**Assigned task**
Could each entry below be printed again exactly as given?

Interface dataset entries
◆ ◆ ◆
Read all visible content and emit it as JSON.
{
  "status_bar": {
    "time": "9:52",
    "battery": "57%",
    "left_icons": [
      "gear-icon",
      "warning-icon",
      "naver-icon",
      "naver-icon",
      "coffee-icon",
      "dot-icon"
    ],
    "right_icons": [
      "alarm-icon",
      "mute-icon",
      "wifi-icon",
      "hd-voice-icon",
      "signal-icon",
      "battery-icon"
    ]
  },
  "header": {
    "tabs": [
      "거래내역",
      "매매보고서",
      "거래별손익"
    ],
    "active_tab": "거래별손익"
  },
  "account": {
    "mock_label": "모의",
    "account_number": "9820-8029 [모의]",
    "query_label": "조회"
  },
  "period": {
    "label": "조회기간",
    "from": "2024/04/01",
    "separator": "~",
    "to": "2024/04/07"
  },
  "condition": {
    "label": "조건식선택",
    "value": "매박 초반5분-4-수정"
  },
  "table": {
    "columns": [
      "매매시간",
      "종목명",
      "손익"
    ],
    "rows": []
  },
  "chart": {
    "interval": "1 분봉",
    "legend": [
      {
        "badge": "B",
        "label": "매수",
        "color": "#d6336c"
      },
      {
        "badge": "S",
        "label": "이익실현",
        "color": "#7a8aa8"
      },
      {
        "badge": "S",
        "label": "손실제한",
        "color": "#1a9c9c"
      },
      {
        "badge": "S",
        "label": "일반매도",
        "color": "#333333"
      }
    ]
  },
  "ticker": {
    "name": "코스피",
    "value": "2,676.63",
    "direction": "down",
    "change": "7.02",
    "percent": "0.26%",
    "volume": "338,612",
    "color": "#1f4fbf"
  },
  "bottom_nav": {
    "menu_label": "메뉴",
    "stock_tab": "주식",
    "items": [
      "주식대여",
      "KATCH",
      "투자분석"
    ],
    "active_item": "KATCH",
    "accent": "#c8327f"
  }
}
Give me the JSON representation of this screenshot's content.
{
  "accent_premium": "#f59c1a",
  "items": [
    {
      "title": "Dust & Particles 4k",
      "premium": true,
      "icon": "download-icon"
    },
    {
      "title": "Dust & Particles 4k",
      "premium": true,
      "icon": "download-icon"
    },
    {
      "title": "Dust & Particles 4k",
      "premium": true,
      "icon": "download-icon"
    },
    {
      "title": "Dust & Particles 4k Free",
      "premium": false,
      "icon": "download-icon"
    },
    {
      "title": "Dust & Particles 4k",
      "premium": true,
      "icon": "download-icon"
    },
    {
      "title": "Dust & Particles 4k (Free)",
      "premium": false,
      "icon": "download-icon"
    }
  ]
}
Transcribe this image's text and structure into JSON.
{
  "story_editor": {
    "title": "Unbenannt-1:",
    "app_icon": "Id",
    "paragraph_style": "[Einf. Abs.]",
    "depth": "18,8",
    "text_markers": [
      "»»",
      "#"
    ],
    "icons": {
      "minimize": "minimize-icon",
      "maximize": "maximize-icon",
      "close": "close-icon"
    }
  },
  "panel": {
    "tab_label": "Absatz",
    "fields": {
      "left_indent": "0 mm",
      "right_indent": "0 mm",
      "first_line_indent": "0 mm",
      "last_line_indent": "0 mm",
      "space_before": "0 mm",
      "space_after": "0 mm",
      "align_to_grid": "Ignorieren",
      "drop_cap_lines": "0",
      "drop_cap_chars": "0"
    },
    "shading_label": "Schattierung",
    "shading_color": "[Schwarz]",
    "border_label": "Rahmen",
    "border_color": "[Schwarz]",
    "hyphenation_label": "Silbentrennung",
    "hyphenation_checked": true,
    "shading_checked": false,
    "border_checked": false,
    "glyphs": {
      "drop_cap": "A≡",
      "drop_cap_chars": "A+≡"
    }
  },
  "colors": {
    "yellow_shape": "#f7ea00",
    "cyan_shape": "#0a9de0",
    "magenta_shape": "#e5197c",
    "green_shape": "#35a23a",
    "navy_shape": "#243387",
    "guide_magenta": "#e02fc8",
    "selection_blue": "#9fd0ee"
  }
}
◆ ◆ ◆
**Reply**
Read all visible content and emit it as JSON.
{
  "status_bar": {
    "time": "9:52",
    "battery": "57%",
    "left_icons": [
      "gear-icon",
      "warning-icon",
      "naver-icon",
      "naver-icon",
      "coffee-icon",
      "dot-icon"
    ],
    "right_icons": [
      "alarm-icon",
      "mute-icon",
      "wifi-icon",
      "hd-voice-icon",
      "signal-icon",
      "battery-icon"
    ]
  },
  "header": {
    "tabs": [
      "거래내역",
      "매매보고서",
      "거래별손익"
    ],
    "active_tab": "거래별손익"
  },
  "account": {
    "mock_label": "모의",
    "account_number": "9820-8029 [모의]",
    "query_label": "조회"
  },
  "period": {
    "label": "조회기간",
    "from": "2024/04/01",
    "separator": "~",
    "to": "2024/04/07"
  },
  "condition": {
    "label": "조건식선택",
    "value": "매박 초반5분-4-수정"
  },
  "table": {
    "columns": [
      "매매시간",
      "종목명",
      "손익"
    ],
    "rows": []
  },
  "chart": {
    "interval": "1 분봉",
    "legend": [
      {
        "badge": "B",
        "label": "매수",
        "color": "#d6336c"
      },
      {
        "badge": "S",
        "label": "이익실현",
        "color": "#7a8aa8"
      },
      {
        "badge": "S",
        "label": "손실제한",
        "color": "#1a9c9c"
      },
      {
        "badge": "S",
        "label": "일반매도",
        "color": "#333333"
      }
    ]
  },
  "ticker": {
    "name": "코스피",
    "value": "2,676.63",
    "direction": "down",
    "change": "7.02",
    "percent": "0.26%",
    "volume": "338,612",
    "color": "#1f4fbf"
  },
  "bottom_nav": {
    "menu_label": "메뉴",
    "stock_tab": "주식",
    "items": [
      "주식대여",
      "KATCH",
      "투자분석"
    ],
    "active_item": "KATCH",
    "accent": "#c8327f"
  }
}
Give me the JSON representation of this screenshot's content.
{
  "accent_premium": "#f59c1a",
  "items": [
    {
      "title": "Dust & Particles 4k",
      "premium": true,
      "icon": "download-icon"
    },
    {
      "title": "Dust & Particles 4k",
      "premium": true,
      "icon": "download-icon"
    },
    {
      "title": "Dust & Particles 4k",
      "premium": true,
      "icon": "download-icon"
    },
    {
      "title": "Dust & Particles 4k Free",
      "premium": false,
      "icon": "download-icon"
    },
    {
      "title": "Dust & Particles 4k",
      "premium": true,
      "icon": "download-icon"
    },
    {
      "title": "Dust & Particles 4k (Free)",
      "premium": false,
      "icon": "download-icon"
    }
  ]
}
Transcribe this image's text and structure into JSON.
{
  "story_editor": {
    "title": "Unbenannt-1:",
    "app_icon": "Id",
    "paragraph_style": "[Einf. Abs.]",
    "depth": "18,8",
    "text_markers": [
      "»»",
      "#"
    ],
    "icons": {
      "minimize": "minimize-icon",
      "maximize": "maximize-icon",
      "close": "close-icon"
    }
  },
  "panel": {
    "tab_label": "Absatz",
    "fields": {
      "left_indent": "0 mm",
      "right_indent": "0 mm",
      "first_line_indent": "0 mm",
      "last_line_indent": "0 mm",
      "space_before": "0 mm",
      "space_after": "0 mm",
      "align_to_grid": "Ignorieren",
      "drop_cap_lines": "0",
      "drop_cap_chars": "0"
    },
    "shading_label": "Schattierung",
    "shading_color": "[Schwarz]",
    "border_label": "Rahmen",
    "border_color": "[Schwarz]",
    "hyphenation_label": "Silbentrennung",
    "hyphenation_checked": true,
    "shading_checked": false,
    "border_checked": false,
    "glyphs": {
      "drop_cap": "A≡",
      "drop_cap_chars": "A+≡"
    }
  },
  "colors": {
    "yellow_shape": "#f7ea00",
    "cyan_shape": "#0a9de0",
    "magenta_shape": "#e5197c",
    "green_shape": "#35a23a",
    "navy_shape": "#243387",
    "guide_magenta": "#e02fc8",
    "selection_blue": "#9fd0ee"
  }
}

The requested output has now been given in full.